■ **TRY IT**
Each entry below should be printed exactly as given.

■ **RECORDS**
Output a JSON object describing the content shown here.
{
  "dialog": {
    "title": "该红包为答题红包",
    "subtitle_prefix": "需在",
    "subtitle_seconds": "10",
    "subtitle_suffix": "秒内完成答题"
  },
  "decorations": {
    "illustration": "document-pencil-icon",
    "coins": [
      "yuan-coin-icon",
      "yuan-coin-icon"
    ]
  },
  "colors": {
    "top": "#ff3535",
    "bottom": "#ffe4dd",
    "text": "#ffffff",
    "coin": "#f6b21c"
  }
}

■ **EXPECTED ANSWER**
Output a JSON object describing the content shown here.
{
  "dialog": {
    "title": "该红包为答题红包",
    "subtitle_prefix": "需在",
    "subtitle_seconds": "10",
    "subtitle_suffix": "秒内完成答题"
  },
  "decorations": {
    "illustration": "document-pencil-icon",
    "coins": [
      "yuan-coin-icon",
      "yuan-coin-icon"
    ]
  },
  "colors": {
    "top": "#ff3535",
    "bottom": "#ffe4dd",
    "text": "#ffffff",
    "coin": "#f6b21c"
  }
}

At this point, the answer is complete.